January 31, 2018

Man is like a ball, the plaything of Chance and Passion. —Franz Schubert (1797-1828)

God, how I hate it when somebody yells “Good luck!” at me when I’m leaving somewhere. It’s depressing. — J.D. Salinger (1919-2010)

By Stuart Mitchner

Schubert, whose remarks about “Chance and Passion” are from a journal he kept at 19, was born on the last day of January in Vienna. Salinger, who was born on the first day of January in New York City, is speaking in the voice of his creation Holden Caulfield in The Catcher in the Rye, which came out in 1951. When his collection Nine Stories was published in 1953, Salinger prefaced it with a Zen Koan: “We know the sound of two hands clapping. But what is the sound of one hand clapping?” more

January 24, 2018

By Stuart Mitchner 

According to Susan Cheever’s biography of E.E. Cummings (1894-1962), his working title for The Enormous Room (Liveright 1922) was The Great War Seen from the Windows of Nowhere. Planning to write about World War I on the 100th anniversary of the Armistice year, I’ve been reading both book and biography along with Princeton University faculty member Susan Stewart’s Cinder: New and Collected Poems (Graywolf, paper, $18). Although a collection of contemporary poetry may seem an unlikely match, I found a window to the Great War in Stewart’s “Kingfisher Carol,” which comes with a prefatory note explaining that “the seven days following the shortest day of the year” is when “the halcyon, or kingfisher, builds her nest on the water and that in spite of the violent weather prevalent at this time, the gods grant a respite from all storms while she hatches and rears her young.” more

January 17, 2018

By Stuart Mitchner

In his 1915-1936 prime, Charlie Chaplin, who died 40 years ago this past Christmas, wasn’t just the most celebrated film personality of his time, he was an international icon. With his derby, his mustache, his baggy pants, and his cane, the Tramp became a secular deity; the sainted spirit of laughter; comedy and humanity incarnate. He was also exposed to a tabloid-driven version of the Hollywood dynamic of sex and power that surfaced last fall with the Harvey Weinstein revelations.  more

January 10, 2018

What shocks the virtuous Philosopher delights the chameleon poet. — John Keats

By Stuart Mitchner

Richard Starkey and Paul Muldoon have a rendezvous with the Queen. Some time in the new year, the Beatles’ drummer Ringo Starr will be knighted by Elizabeth II and the Princeton professor will receive the Queen’s Gold Medal for poetry.

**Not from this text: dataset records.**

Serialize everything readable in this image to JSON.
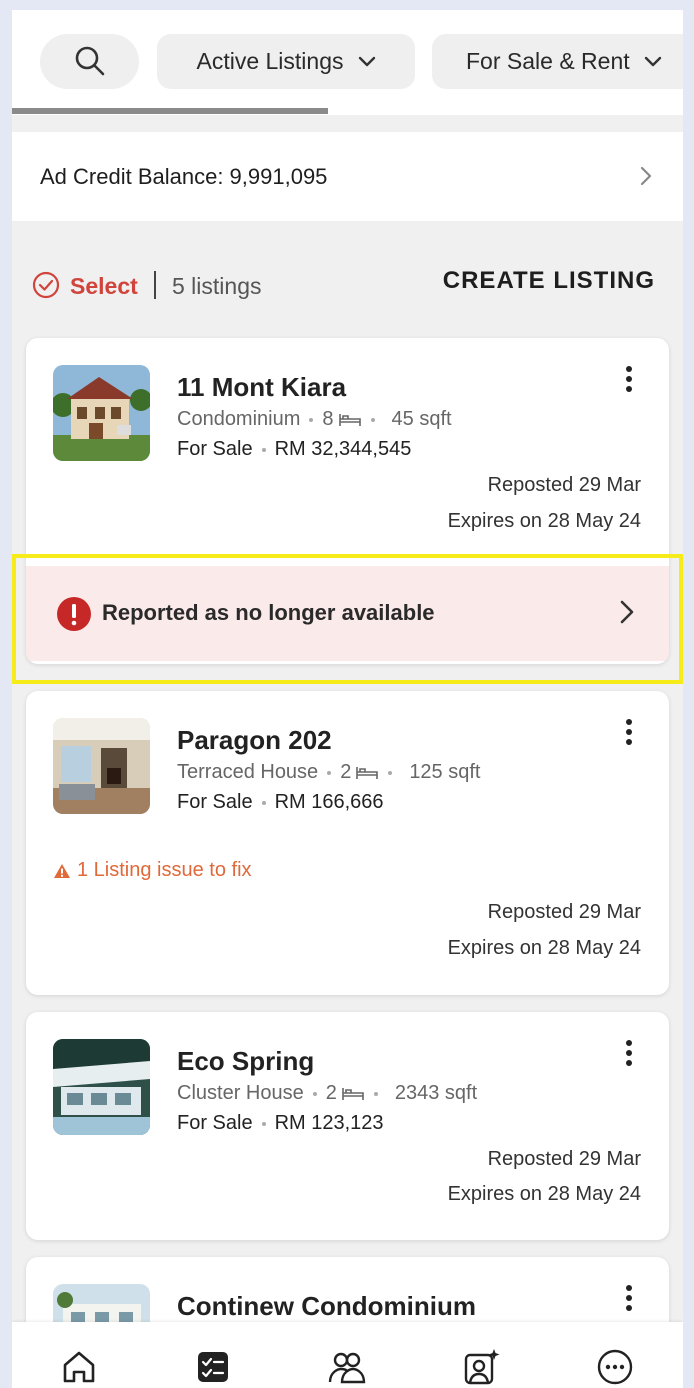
{
  "filters": {
    "status_label": "Active Listings",
    "type_label": "For Sale & Rent"
  },
  "credit": {
    "label": "Ad Credit Balance: 9,991,095"
  },
  "toolbar": {
    "select_label": "Select",
    "count_label": "5 listings",
    "create_label": "CREATE LISTING"
  },
  "listings": [
    {
      "title": "11 Mont Kiara",
      "property_type": "Condominium",
      "beds": "8",
      "size": "45 sqft",
      "listing_type": "For Sale",
      "price": "RM 32,344,545",
      "reposted": "Reposted 29 Mar",
      "expires": "Expires on 28 May 24",
      "report_label": "Reported as no longer available"
    },
    {
      "title": "Paragon 202",
      "property_type": "Terraced House",
      "beds": "2",
      "size": "125 sqft",
      "listing_type": "For Sale",
      "price": "RM 166,666",
      "issue_label": "1 Listing issue to fix",
      "reposted": "Reposted 29 Mar",
      "expires": "Expires on 28 May 24"
    },
    {
      "title": "Eco Spring",
      "property_type": "Cluster House",
      "beds": "2",
      "size": "2343 sqft",
      "listing_type": "For Sale",
      "price": "RM 123,123",
      "reposted": "Reposted 29 Mar",
      "expires": "Expires on 28 May 24"
    },
    {
      "title": "Continew Condominium"
    }
  ],
  "colors": {
    "accent_red": "#d0443c",
    "warning_orange": "#e0693a",
    "report_bg": "#fbeaea",
    "highlight": "#f6ec1a"
  },
  "nav_icons": [
    "home-icon",
    "listings-icon",
    "contacts-icon",
    "profile-sparkle-icon",
    "more-icon"
  ]
}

Perhaps it’s too much to expect Her Majesty to dub the Beatle “Sir Ringo,” a pairing of extremes that would surely delight the chameleon poet being honored for his “restless, playful brilliance.”  more

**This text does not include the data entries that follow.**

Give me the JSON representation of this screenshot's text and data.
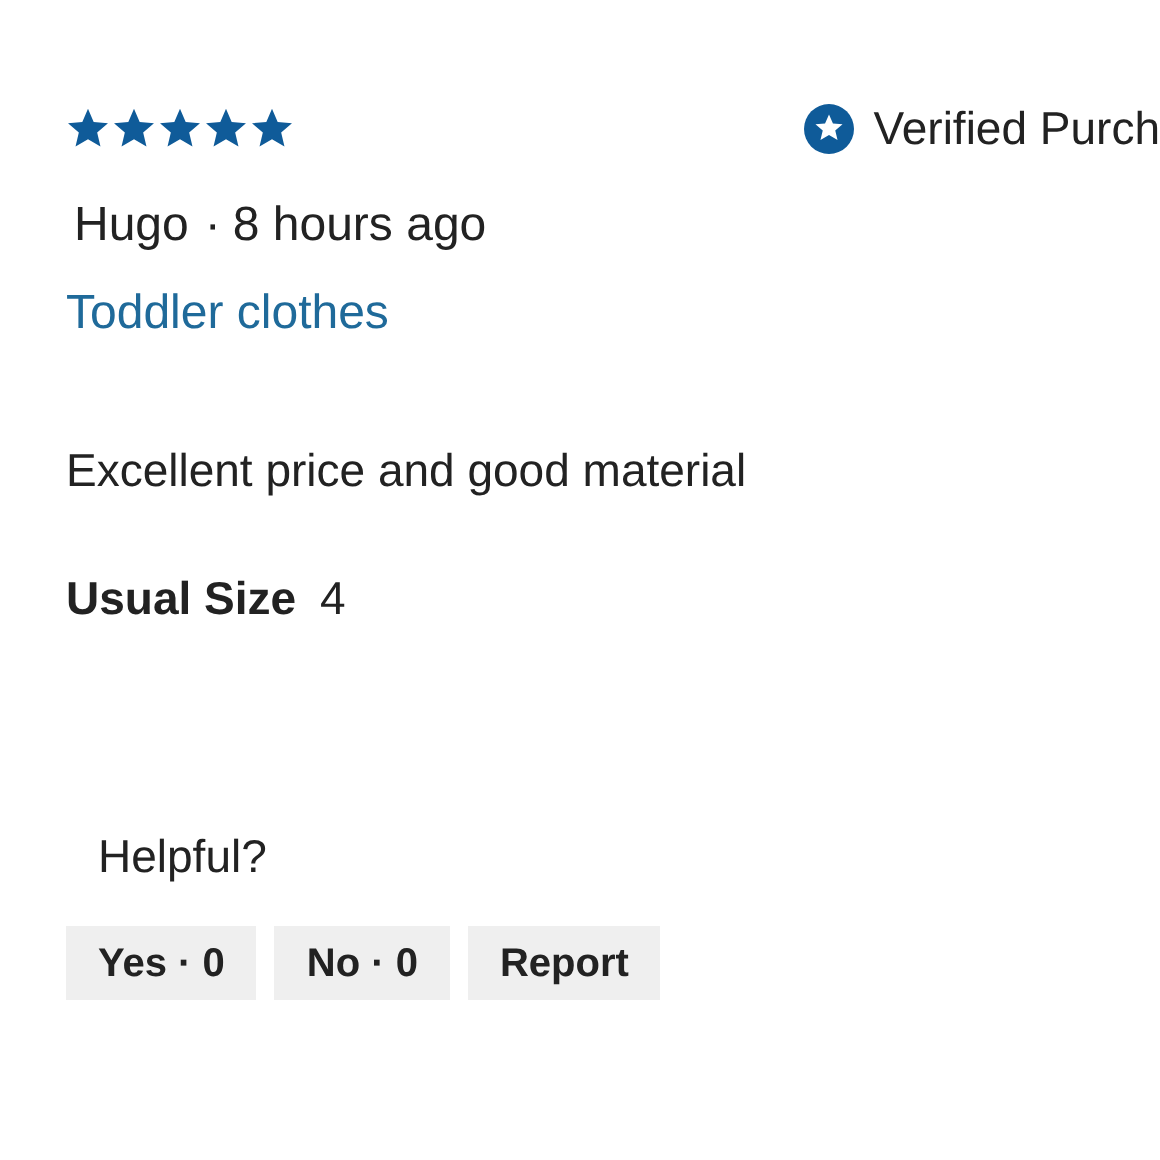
{
  "review": {
    "stars": 5,
    "verified": "Verified Purch",
    "author": "Hugo",
    "separator": "·",
    "time": "8 hours ago",
    "title": "Toddler clothes",
    "body": "Excellent price and good material",
    "attributes": [
      {
        "label": "Usual Size",
        "value": "4"
      }
    ]
  },
  "helpful": {
    "label": "Helpful?",
    "buttons": [
      "Yes · 0",
      "No · 0",
      "Report"
    ]
  }
}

January 3, 2018

By Stuart Mitchner

At the dawn of a new year in American popular culture it’s time to remember the losses of 2017 and pay tribute to the gains of 1917. Major deaths in the world of rock were legends Fats Domino and Chuck Berry, along with Tom Petty, Greg Allman, John Wetton, among others, and in the grey area between rock and jazz, Allan Holdsworth and Larry Coryell. Jazz losses included pianist Horace Parlan, bop vocalist Jon Hendricks of the premiere word-jazz group, Lambert, Hendricks, and Ross, and Buddy Greco who began his jazz, pop, and country career at 16 playing piano, singing, arranging, and touring the world with the Benny Goodman band. The jazz world also lost columnist and social critic Nat Hentoff, who wrote for Down Beat and the Village Voice, and was listening to Billie Holiday when he died. more

December 27, 2017

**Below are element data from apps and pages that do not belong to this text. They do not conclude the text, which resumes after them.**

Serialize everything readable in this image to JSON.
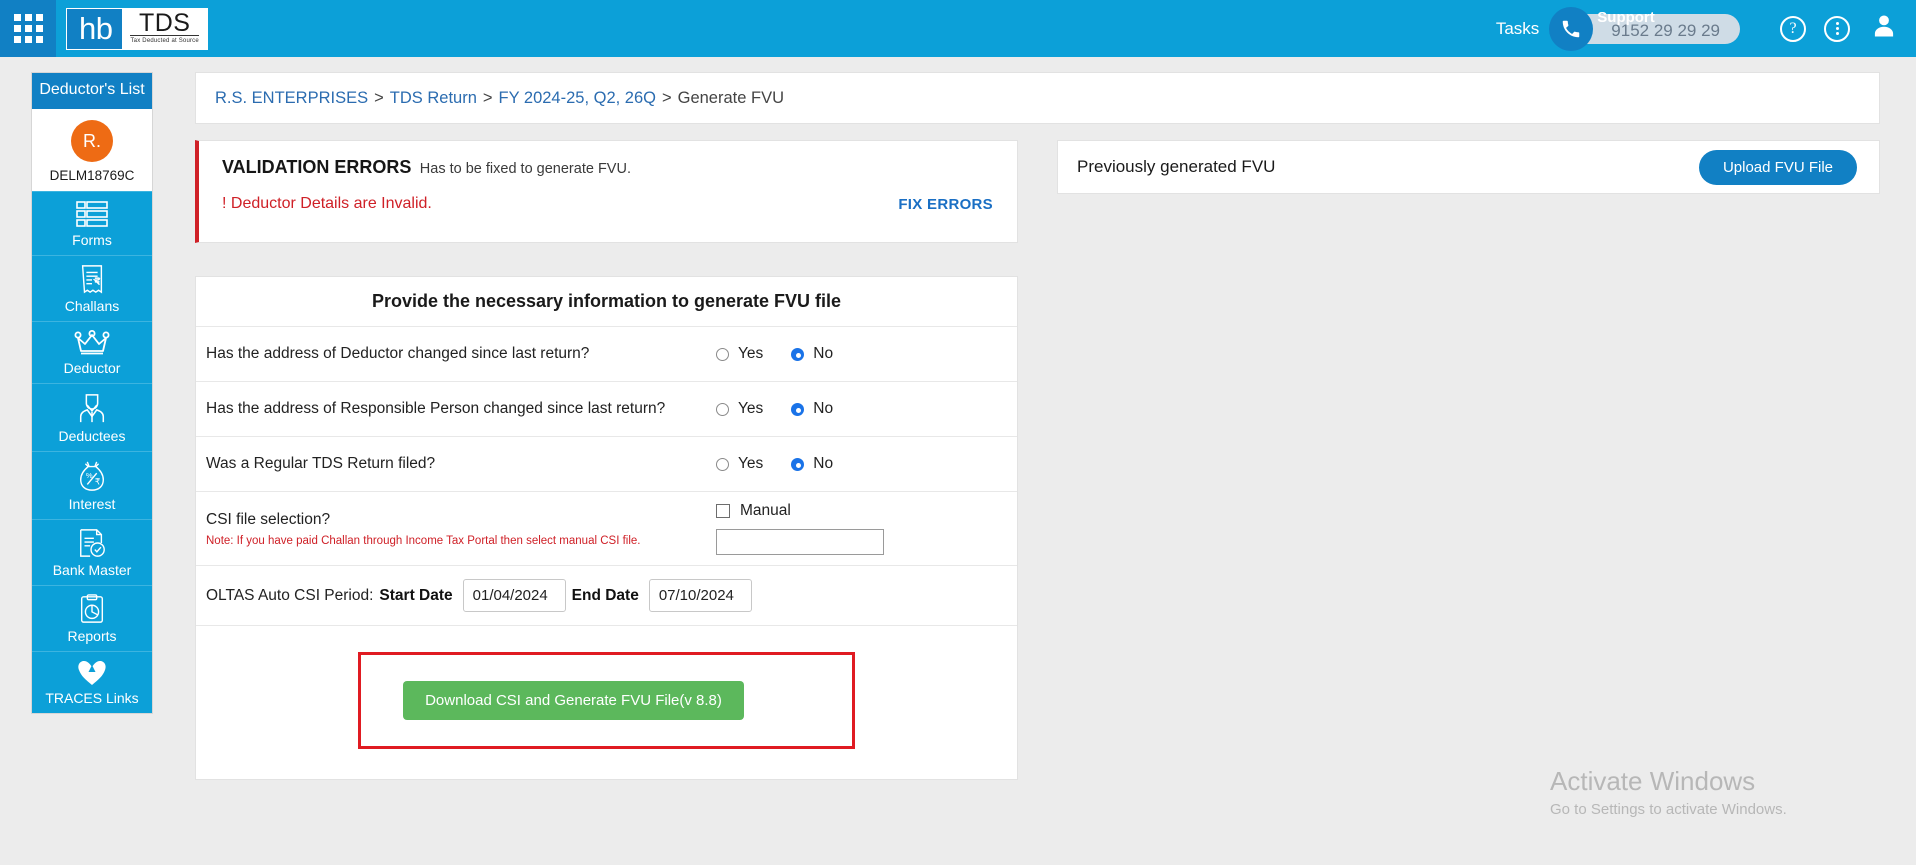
{
  "header": {
    "apps_icon": "grid-apps-icon",
    "logo_hb": "hb",
    "logo_tds": "TDS",
    "logo_tagline": "Tax Deducted at Source",
    "tasks_label": "Tasks",
    "support_label": "Support",
    "support_number": "9152 29 29 29",
    "help_icon": "?",
    "more_icon": "kebab-menu-icon",
    "user_icon": "user-avatar-icon",
    "bg_color": "#0CA0D8",
    "accent_color": "#1180C4"
  },
  "sidebar": {
    "title": "Deductor's List",
    "avatar_initial": "R.",
    "avatar_color": "#EE6B14",
    "pan": "DELM18769C",
    "items": [
      {
        "label": "Forms",
        "icon": "forms-icon"
      },
      {
        "label": "Challans",
        "icon": "challan-receipt-icon"
      },
      {
        "label": "Deductor",
        "icon": "crown-icon"
      },
      {
        "label": "Deductees",
        "icon": "person-icon"
      },
      {
        "label": "Interest",
        "icon": "money-bag-icon"
      },
      {
        "label": "Bank Master",
        "icon": "bank-document-check-icon"
      },
      {
        "label": "Reports",
        "icon": "clipboard-chart-icon"
      },
      {
        "label": "TRACES Links",
        "icon": "traces-logo-icon"
      }
    ]
  },
  "breadcrumb": {
    "items": [
      "R.S. ENTERPRISES",
      "TDS Return",
      "FY 2024-25, Q2, 26Q"
    ],
    "separator": ">",
    "current": "Generate FVU"
  },
  "alert": {
    "title": "VALIDATION ERRORS",
    "subtitle": "Has to be fixed to generate FVU.",
    "error": "! Deductor Details are Invalid.",
    "action": "FIX ERRORS",
    "color": "#cf2027"
  },
  "form": {
    "heading": "Provide the necessary information to generate FVU file",
    "rows": [
      {
        "label": "Has the address of Deductor changed since last return?",
        "yes": "Yes",
        "no": "No",
        "selected": "No"
      },
      {
        "label": "Has the address of Responsible Person changed since last return?",
        "yes": "Yes",
        "no": "No",
        "selected": "No"
      },
      {
        "label": "Was a Regular TDS Return filed?",
        "yes": "Yes",
        "no": "No",
        "selected": "No"
      }
    ],
    "csi": {
      "label": "CSI file selection?",
      "note": "Note: If you have paid Challan through Income Tax Portal then select manual CSI file.",
      "manual_label": "Manual",
      "manual_checked": false,
      "manual_value": "",
      "manual_placeholder": ""
    },
    "oltas": {
      "prefix": "OLTAS Auto CSI Period:",
      "start_label": "Start Date",
      "start_value": "01/04/2024",
      "end_label": "End Date",
      "end_value": "07/10/2024"
    },
    "submit_label": "Download CSI and Generate FVU File(v 8.8)",
    "submit_color": "#5cb85c",
    "highlight_color": "#e01b22"
  },
  "side_panel": {
    "title": "Previously generated FVU",
    "upload_label": "Upload FVU File",
    "upload_color": "#1180C4"
  },
  "watermark": {
    "line1": "Activate Windows",
    "line2": "Go to Settings to activate Windows."
  }
}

By Stuart Mitchner

Some years before Frank Capra’s It’s a Wonderful Life (1946) became as cherished a Christmas tradition as Charles Dickens’s A Christmas Carol, film-buff friends of mine smirked when I dared to suggest that it was a great movie. Admittedly, it beggared belief that anyone could be as noble as James Stewart’s good banker George Bailey or as evil as Lionel Barrymore’s bad banker Mr. Potter. What really made the cynics sneer was that the whole enterprise depended on a tipsy angel named Clarence (Henry Travers), who offers homilies like “Each man’s life touches so many other lives” as he gives a suicidal George Bailey a tour of Pottersville, the mean-spirited, lawless nightmare his town Bedford Falls would have become had he never existed. more